Homebase has unveiled its new concept store that reflects the shifting of the company’s emphasis from DIY to home interiors.
Highlighting the new revamped Ruislip store, managing director Paul Loft (pictured) said that Homebase, owned by the Home Retail Group, was “on a journey to get from being among the pack of DIY sheds to a place where we’re a business that straddles DIY and home furnishing”.
The thrust of this strategy is to reposition the brand firmly in a central position away from what it sees as the commoditised DIY retailers of B&Q and Wickes and more towards the “design, inspirational and emotional” brands of John Lewis, Ikea or Laura Ashley.
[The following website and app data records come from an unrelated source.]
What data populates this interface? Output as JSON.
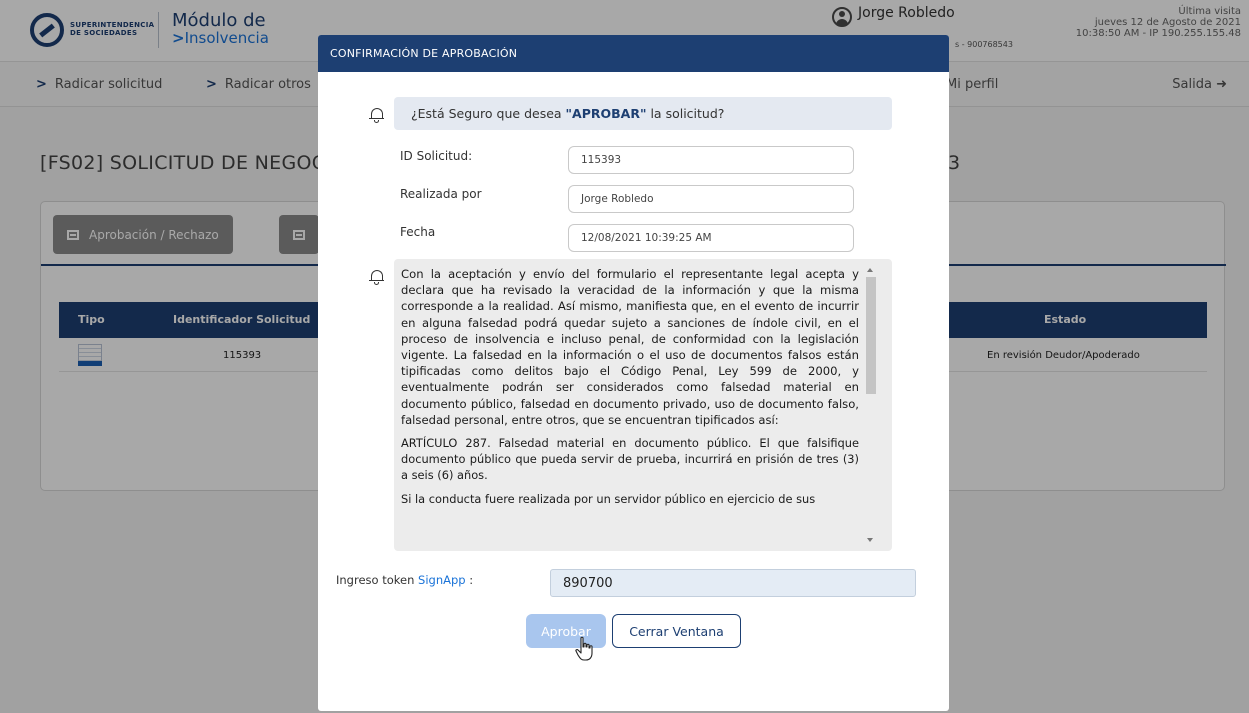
{
  "header": {
    "logo_text": "SUPERINTENDENCIA DE SOCIEDADES",
    "module_title": "Módulo de",
    "module_subtitle": "Insolvencia",
    "user_name": "Jorge Robledo",
    "user_sub": "s - 900768543",
    "last_visit_label": "Última visita",
    "last_visit_date": "jueves 12 de Agosto de 2021",
    "last_visit_time_ip": "10:38:50 AM - IP 190.255.155.48"
  },
  "nav": {
    "items": [
      "Radicar solicitud",
      "Radicar otros",
      "Mi perfil"
    ],
    "logout": "Salida"
  },
  "page": {
    "title": "[FS02] SOLICITUD DE NEGOC",
    "title_tail": "3",
    "tabs": [
      "Aprobación / Rechazo"
    ],
    "table": {
      "headers": [
        "Tipo",
        "Identificador Solicitud",
        "Estado"
      ],
      "row": {
        "id": "115393",
        "estado": "En revisión Deudor/Apoderado"
      }
    }
  },
  "modal": {
    "title": "CONFIRMACIÓN DE APROBACIÓN",
    "question_prefix": "¿Está Seguro que desea ",
    "question_bold": "\"APROBAR\"",
    "question_suffix": " la solicitud?",
    "fields": [
      {
        "label": "ID Solicitud:",
        "value": "115393"
      },
      {
        "label": "Realizada por",
        "value": "Jorge Robledo"
      },
      {
        "label": "Fecha",
        "value": "12/08/2021 10:39:25 AM"
      }
    ],
    "legal_paragraphs": [
      "Con la aceptación y envío del formulario el representante legal acepta y declara que ha revisado la veracidad de la información y que la misma corresponde a la realidad. Así mismo, manifiesta que, en el evento de incurrir en alguna falsedad podrá quedar sujeto a sanciones de índole civil, en el proceso de insolvencia e incluso penal, de conformidad con la legislación vigente. La falsedad en la información o el uso de documentos falsos están tipificadas como delitos bajo el Código Penal, Ley 599 de 2000, y eventualmente podrán ser considerados como falsedad material en documento público, falsedad en documento privado, uso de documento falso, falsedad personal, entre otros, que se encuentran tipificados así:",
      "ARTÍCULO 287. Falsedad material en documento público. El que falsifique documento público que pueda servir de prueba, incurrirá en prisión de tres (3) a seis (6) años.",
      "Si la conducta fuere realizada por un servidor público en ejercicio de sus"
    ],
    "token_label": "Ingreso token ",
    "token_app": "SignApp",
    "token_colon": " :",
    "token_value": "890700",
    "approve_label": "Aprobar",
    "close_label": "Cerrar Ventana"
  },
  "colors": {
    "primary": "#1d3f72",
    "link": "#1a73d8",
    "approve_disabled": "#a9c6ee"
  }
}
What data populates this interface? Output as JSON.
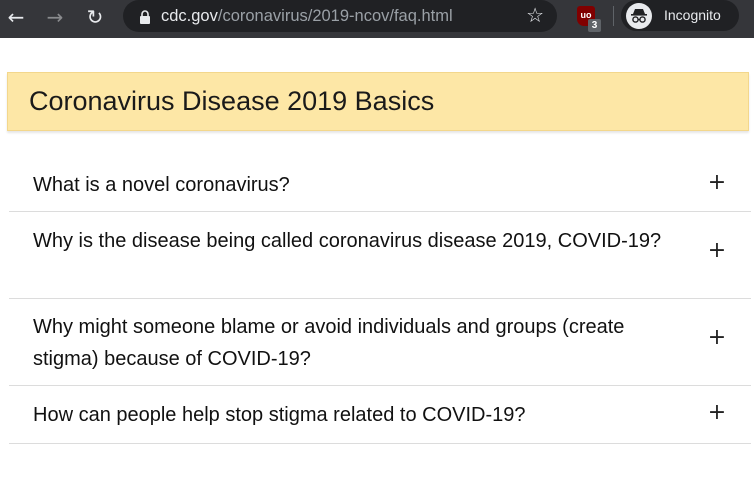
{
  "browser": {
    "back_icon": "←",
    "forward_icon": "→",
    "reload_icon": "↻",
    "url_host": "cdc.gov",
    "url_path": "/coronavirus/2019-ncov/faq.html",
    "star_icon": "☆",
    "extension_label": "uo",
    "extension_badge": "3",
    "incognito_label": "Incognito"
  },
  "page": {
    "section_title": "Coronavirus Disease 2019 Basics",
    "toggle_icon": "+",
    "faq": [
      {
        "question": "What is a novel coronavirus?"
      },
      {
        "question": "Why is the disease being called coronavirus disease 2019, COVID-19?"
      },
      {
        "question": "Why might someone blame or avoid individuals and groups (create stigma) because of COVID-19?"
      },
      {
        "question": "How can people help stop stigma related to COVID-19?"
      }
    ]
  },
  "colors": {
    "toolbar": "#35363a",
    "omnibox": "#202124",
    "banner": "#fde7a6"
  }
}
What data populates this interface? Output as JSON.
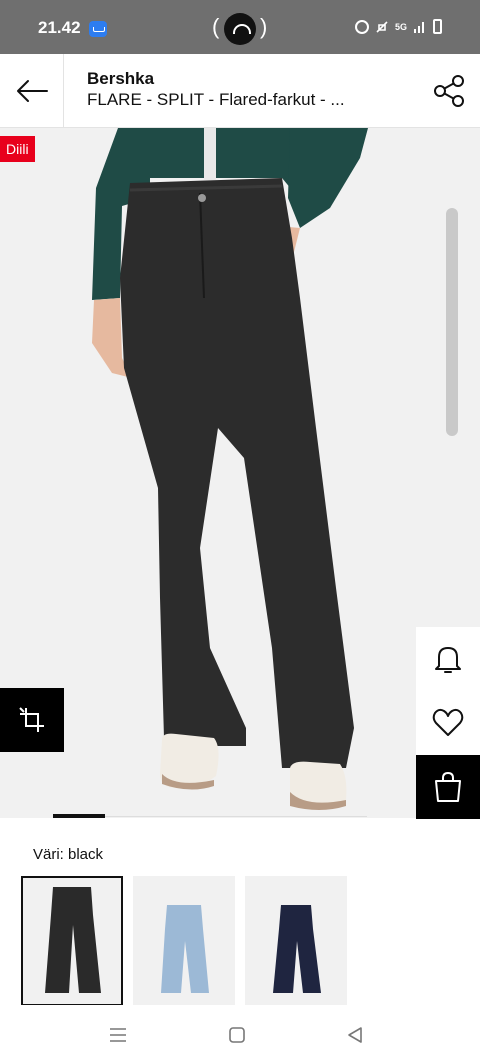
{
  "status_bar": {
    "time": "21.42",
    "network": "5G"
  },
  "header": {
    "brand": "Bershka",
    "product_title": "FLARE - SPLIT - Flared-farkut - ..."
  },
  "gallery": {
    "badge": "Diili",
    "current_image": 1
  },
  "colors": {
    "label": "Väri: black",
    "options": [
      {
        "name": "black",
        "wash": "#2a2a2a",
        "selected": true
      },
      {
        "name": "light blue",
        "wash": "#9cb9d6",
        "selected": false
      },
      {
        "name": "dark blue",
        "wash": "#1f2540",
        "selected": false
      }
    ]
  },
  "icons": {
    "back": "arrow-left-icon",
    "share": "share-icon",
    "crop": "crop-icon",
    "notify": "bell-icon",
    "wishlist": "heart-icon",
    "bag": "shopping-bag-icon"
  },
  "accent_colors": {
    "deal_badge": "#e8001c",
    "primary": "#000000"
  }
}
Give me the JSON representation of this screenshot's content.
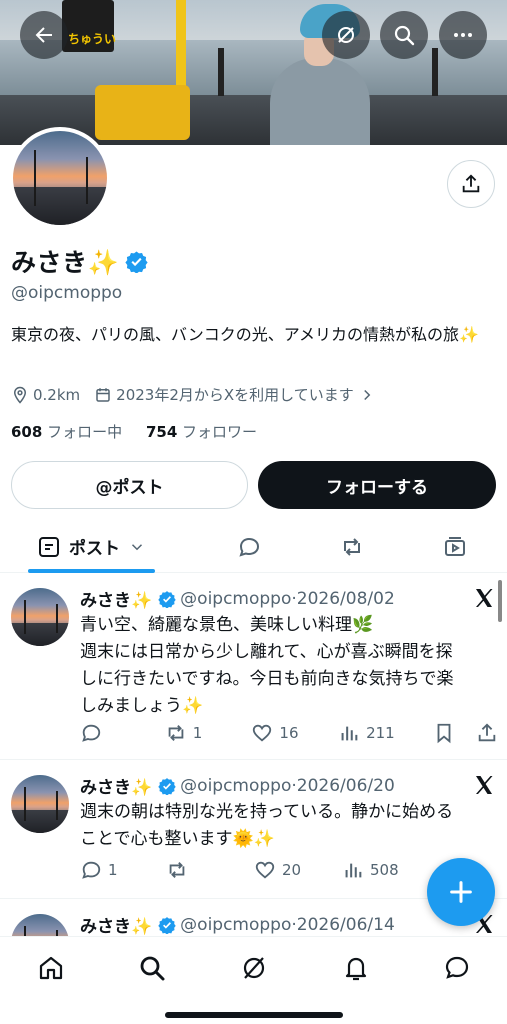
{
  "banner": {
    "sign_text": "ちゅうい"
  },
  "profile": {
    "name": "みさき✨",
    "handle": "@oipcmoppo",
    "bio": "東京の夜、パリの風、バンコクの光、アメリカの情熱が私の旅✨",
    "location": "0.2km",
    "joined": "2023年2月からXを利用しています",
    "following_count": "608",
    "following_label": "フォロー中",
    "followers_count": "754",
    "followers_label": "フォロワー"
  },
  "buttons": {
    "post_label": "@ポスト",
    "follow_label": "フォローする"
  },
  "tabs": {
    "active_label": "ポスト"
  },
  "posts": [
    {
      "name": "みさき✨",
      "handle": "@oipcmoppo",
      "date": "2026/08/02",
      "text_lines": [
        "青い空、綺麗な景色、美味しい料理🌿",
        "週末には日常から少し離れて、心が喜ぶ瞬間を探",
        "しに行きたいですね。今日も前向きな気持ちで楽",
        "しみましょう✨"
      ],
      "replies": "",
      "reposts": "1",
      "likes": "16",
      "views": "211"
    },
    {
      "name": "みさき✨",
      "handle": "@oipcmoppo",
      "date": "2026/06/20",
      "text_lines": [
        "週末の朝は特別な光を持っている。静かに始める",
        "ことで心も整います🌞✨"
      ],
      "replies": "1",
      "reposts": "",
      "likes": "20",
      "views": "508"
    },
    {
      "name": "みさき✨",
      "handle": "@oipcmoppo",
      "date": "2026/06/14"
    }
  ],
  "colors": {
    "accent": "#1d9bf0",
    "text": "#0f1419",
    "muted": "#536471"
  }
}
The emphasis, Loft said, will now be on the portion of Homebase’s customers that are ‘home enhancers’ rather than ‘DIY enthusiasts’ by creating appropriate store environments.
The Ruislip store contains the first full Habitat concession, following Home Retail Group’s purchase of the company in summer 2011, as well as a Laura Ashley concession and ‘Decorating Centre’.
“Early feedback from customers is that they love the changes we have made,” Loft said. “At our prototype store in Aylesford, we saw a sales uplift of 20% on a two-year basis and we have invested in smaller refits on mezzanine levels and garden centres in a number of stores, which are also doing well.”
The Ruislip store has its kitchen, bedroom, bathroom and furniture offering on a dedicated mezzanine level with its Essential, Homebase, Schreiber and Odina kitchen offers.
The Essential range of entry level flat pack kitchens was introduced in 2012 following B&Qs heavy advertising around the kitchen-compare.com website.
Loft also said that, despite the new strategy, the discounting sales model indicative of the multiple market, would continue.
“We’re finding that [brands] like Schreiber and Odina allow you to sail past that to a certain extent because you’re in a differentiated position at the upper end of this market,” he said. “The lower end is like that in the UK and it’s hard to row your boat against the stream at this stage.”
Kitchens Kitchens own Jeff Russell thinks that the UK kitchen market is essentially polarised at present with people looking to improve their home and create a bettaliving space, where “design” and “ergonomics”, “brands” and “bespoke” are the key words in one half, and at the other end, flat-packs and DIY/Supply only retailers are the consumer focus and the key words are “cheap”, “cheap”, ”cheap”, and “cheaper” and never the twain shall meet.
The invasion of the German Kitchens of Nobilia, Hacker and Schuller and the Italian kitchens of Minotti and Miton in the UK in recent years are testament to consumer sentiment that just as for Jaguar Landrover re sales of the new Range Rover Evoque which have resulted in bumper profits for JLR during a recession when other lesser brands are struggling is that no matter what the economic climate, the term recession is very subjective as there are always some winner and losers no matter what the weather.”